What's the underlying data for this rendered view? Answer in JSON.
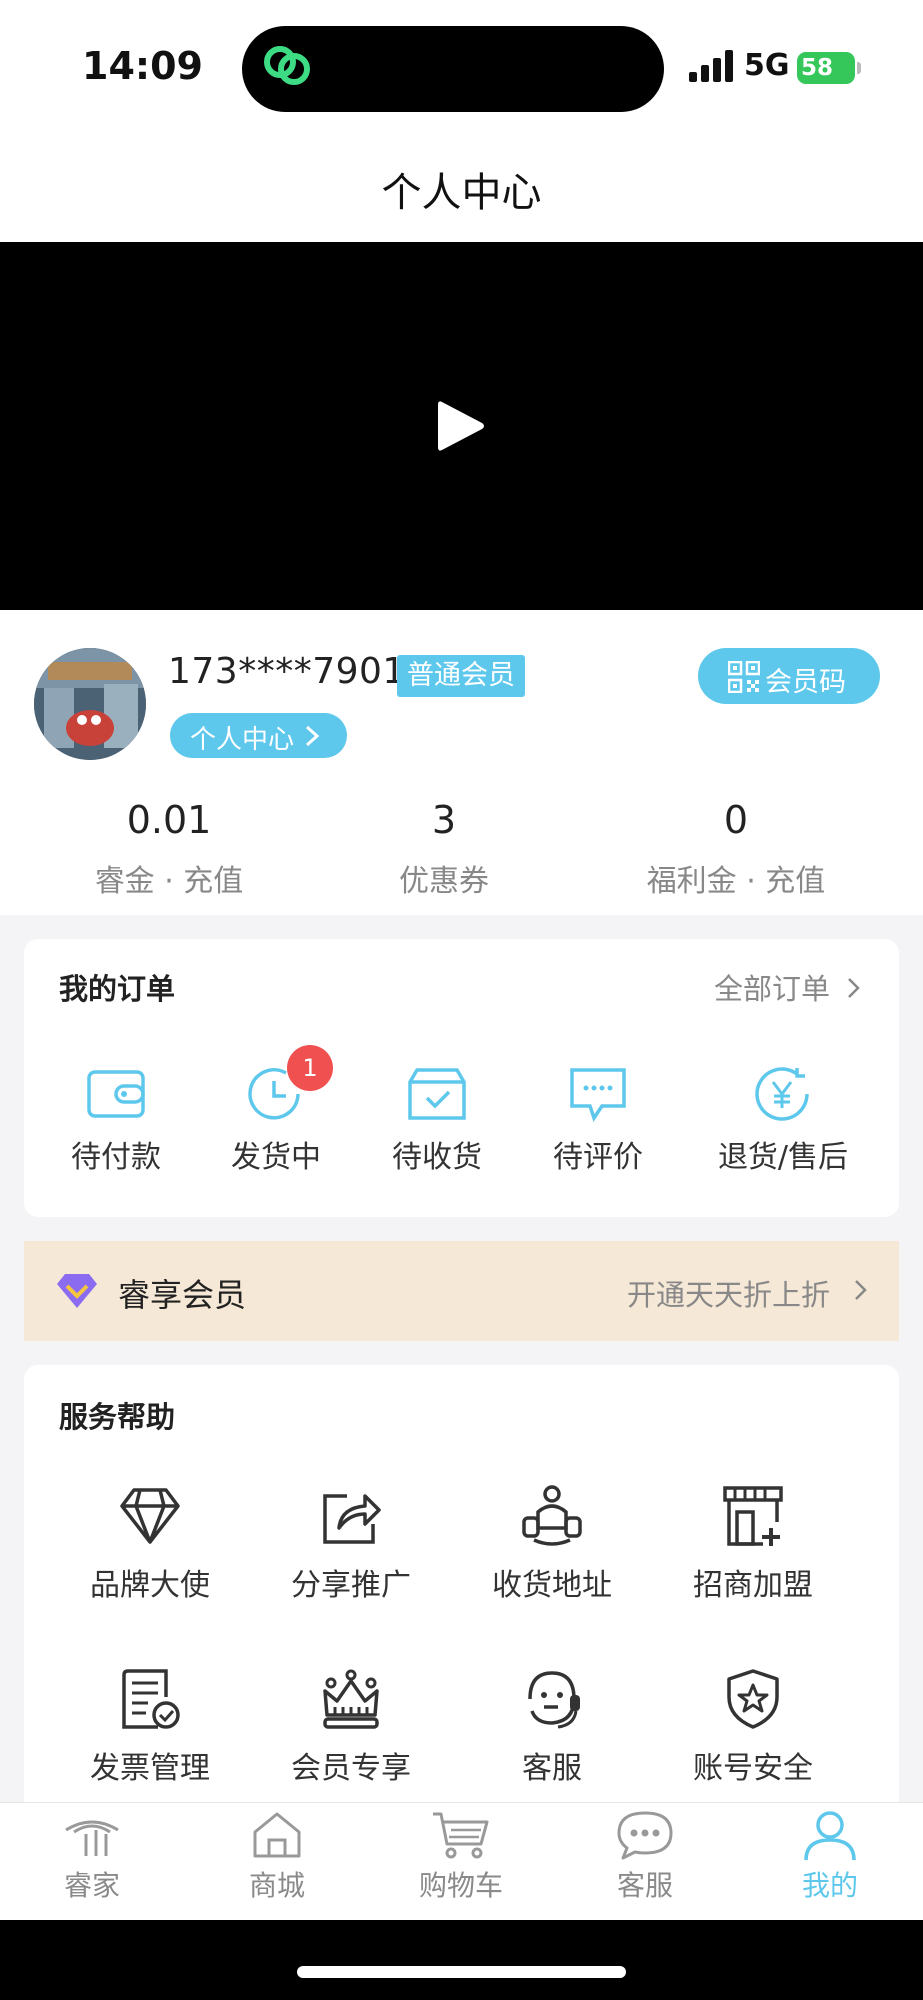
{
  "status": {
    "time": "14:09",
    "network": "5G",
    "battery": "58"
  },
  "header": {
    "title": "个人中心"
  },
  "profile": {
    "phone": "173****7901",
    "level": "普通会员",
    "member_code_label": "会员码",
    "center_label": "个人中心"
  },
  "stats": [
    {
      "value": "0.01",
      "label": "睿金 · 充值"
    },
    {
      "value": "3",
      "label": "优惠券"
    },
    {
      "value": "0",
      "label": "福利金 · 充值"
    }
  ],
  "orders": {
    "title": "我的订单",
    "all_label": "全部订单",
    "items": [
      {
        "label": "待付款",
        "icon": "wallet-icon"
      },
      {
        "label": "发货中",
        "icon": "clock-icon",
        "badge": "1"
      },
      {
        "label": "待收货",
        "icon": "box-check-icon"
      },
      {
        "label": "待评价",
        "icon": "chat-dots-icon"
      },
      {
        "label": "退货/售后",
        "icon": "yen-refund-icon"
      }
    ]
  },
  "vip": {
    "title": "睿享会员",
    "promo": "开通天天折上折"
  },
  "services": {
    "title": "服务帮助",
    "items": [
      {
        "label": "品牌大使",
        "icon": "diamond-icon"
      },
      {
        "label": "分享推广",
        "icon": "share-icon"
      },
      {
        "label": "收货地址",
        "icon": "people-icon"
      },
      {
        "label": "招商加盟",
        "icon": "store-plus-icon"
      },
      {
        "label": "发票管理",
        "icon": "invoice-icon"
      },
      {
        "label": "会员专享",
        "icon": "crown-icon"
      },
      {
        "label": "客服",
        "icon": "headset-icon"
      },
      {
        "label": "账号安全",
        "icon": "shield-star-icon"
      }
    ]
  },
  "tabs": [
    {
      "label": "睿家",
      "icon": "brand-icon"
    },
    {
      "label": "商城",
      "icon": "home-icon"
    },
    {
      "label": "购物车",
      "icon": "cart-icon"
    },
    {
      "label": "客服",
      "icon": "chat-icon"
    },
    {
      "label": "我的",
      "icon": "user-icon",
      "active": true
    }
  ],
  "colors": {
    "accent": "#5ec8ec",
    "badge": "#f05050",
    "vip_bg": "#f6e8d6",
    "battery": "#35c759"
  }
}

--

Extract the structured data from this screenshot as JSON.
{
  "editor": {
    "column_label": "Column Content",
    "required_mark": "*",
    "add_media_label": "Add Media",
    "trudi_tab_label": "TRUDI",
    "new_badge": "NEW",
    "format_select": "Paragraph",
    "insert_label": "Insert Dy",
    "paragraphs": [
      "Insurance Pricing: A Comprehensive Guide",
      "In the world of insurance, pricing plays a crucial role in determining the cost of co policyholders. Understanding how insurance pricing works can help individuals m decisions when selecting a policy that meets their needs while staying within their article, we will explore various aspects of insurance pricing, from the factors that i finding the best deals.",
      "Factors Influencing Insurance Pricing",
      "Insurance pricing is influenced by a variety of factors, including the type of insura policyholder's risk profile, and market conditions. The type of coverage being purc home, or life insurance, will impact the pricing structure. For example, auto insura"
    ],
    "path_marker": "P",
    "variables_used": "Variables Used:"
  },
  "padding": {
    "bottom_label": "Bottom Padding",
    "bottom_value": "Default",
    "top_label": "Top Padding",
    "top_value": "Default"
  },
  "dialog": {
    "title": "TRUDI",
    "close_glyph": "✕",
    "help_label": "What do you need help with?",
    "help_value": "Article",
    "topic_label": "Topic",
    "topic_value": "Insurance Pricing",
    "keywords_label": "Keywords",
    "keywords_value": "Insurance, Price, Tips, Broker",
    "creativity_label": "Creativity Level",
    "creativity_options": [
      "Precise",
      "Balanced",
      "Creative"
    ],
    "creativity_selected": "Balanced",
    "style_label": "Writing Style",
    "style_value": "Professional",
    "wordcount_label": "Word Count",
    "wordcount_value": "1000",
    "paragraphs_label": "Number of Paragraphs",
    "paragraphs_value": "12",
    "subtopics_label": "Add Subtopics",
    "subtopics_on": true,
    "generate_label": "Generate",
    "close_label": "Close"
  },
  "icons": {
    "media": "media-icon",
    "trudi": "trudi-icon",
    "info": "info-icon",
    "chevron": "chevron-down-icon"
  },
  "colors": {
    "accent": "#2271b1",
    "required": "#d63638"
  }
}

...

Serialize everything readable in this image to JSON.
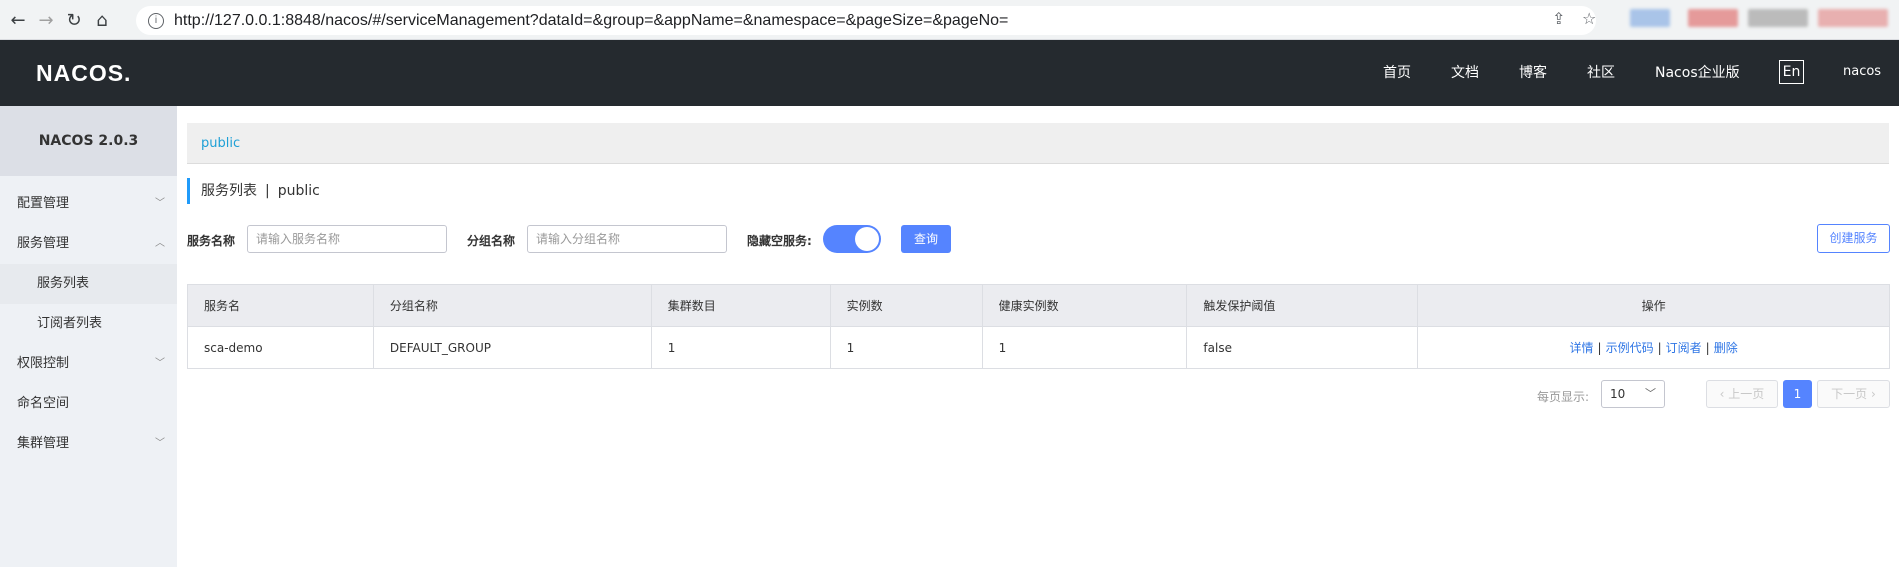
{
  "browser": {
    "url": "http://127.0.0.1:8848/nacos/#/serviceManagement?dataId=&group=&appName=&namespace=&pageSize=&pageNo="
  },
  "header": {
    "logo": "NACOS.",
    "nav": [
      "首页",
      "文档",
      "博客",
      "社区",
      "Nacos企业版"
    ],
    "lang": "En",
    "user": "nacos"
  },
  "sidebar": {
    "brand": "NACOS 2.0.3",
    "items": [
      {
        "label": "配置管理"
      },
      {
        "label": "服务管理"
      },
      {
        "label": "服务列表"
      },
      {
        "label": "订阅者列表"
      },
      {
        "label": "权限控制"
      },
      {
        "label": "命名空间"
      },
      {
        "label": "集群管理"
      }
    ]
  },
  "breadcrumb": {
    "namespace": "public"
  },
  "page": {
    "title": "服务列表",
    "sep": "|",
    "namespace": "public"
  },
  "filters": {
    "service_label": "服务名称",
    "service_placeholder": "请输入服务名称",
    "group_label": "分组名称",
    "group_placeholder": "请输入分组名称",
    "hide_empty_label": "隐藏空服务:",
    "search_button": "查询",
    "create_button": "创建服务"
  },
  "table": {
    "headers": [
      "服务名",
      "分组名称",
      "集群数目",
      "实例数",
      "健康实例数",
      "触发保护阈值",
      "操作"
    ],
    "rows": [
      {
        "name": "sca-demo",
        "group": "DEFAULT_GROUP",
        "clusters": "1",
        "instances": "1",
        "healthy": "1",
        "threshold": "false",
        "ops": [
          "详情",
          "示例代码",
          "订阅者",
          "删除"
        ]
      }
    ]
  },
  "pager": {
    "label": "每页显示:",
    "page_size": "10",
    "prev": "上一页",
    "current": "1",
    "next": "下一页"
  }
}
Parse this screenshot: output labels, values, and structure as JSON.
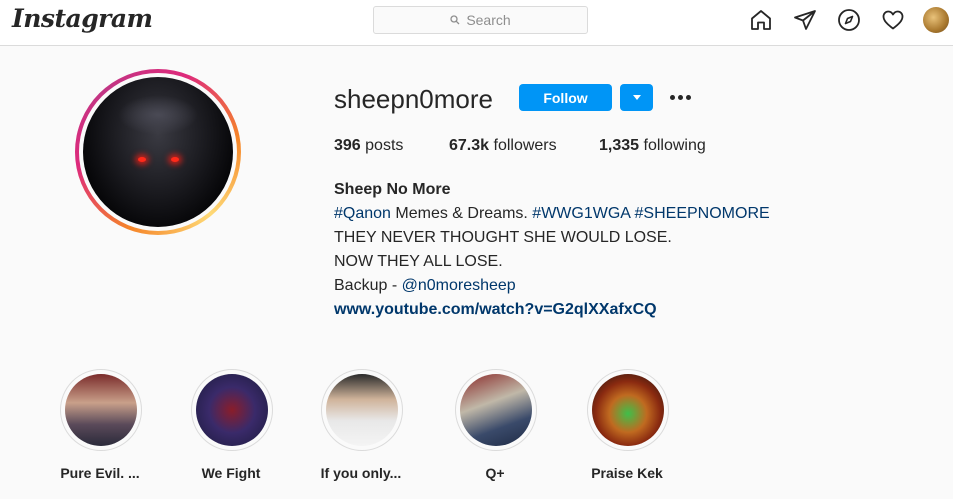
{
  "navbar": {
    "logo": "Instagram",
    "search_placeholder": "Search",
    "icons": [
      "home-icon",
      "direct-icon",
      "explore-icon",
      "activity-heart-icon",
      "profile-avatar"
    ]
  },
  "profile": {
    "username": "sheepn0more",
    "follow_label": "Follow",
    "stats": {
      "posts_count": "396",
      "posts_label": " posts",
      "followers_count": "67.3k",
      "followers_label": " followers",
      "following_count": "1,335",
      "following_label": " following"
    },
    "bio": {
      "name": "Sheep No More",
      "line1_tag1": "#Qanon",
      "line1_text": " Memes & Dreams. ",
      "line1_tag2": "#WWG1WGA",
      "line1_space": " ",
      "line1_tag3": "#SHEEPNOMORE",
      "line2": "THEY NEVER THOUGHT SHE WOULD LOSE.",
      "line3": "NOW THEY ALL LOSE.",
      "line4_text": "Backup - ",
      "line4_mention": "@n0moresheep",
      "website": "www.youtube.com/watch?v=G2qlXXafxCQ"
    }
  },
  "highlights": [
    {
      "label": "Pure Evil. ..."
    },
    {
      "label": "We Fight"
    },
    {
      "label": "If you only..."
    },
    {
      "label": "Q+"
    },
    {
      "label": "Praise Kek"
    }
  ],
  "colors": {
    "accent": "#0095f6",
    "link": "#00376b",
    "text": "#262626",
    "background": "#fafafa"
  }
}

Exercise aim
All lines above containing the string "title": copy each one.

Task response
    "title": "个人中心"
    "title": "我的订单",
    "title": "睿享会员",
    "title": "服务帮助",
    "title": "TRUDI",
    "title": "服务列表",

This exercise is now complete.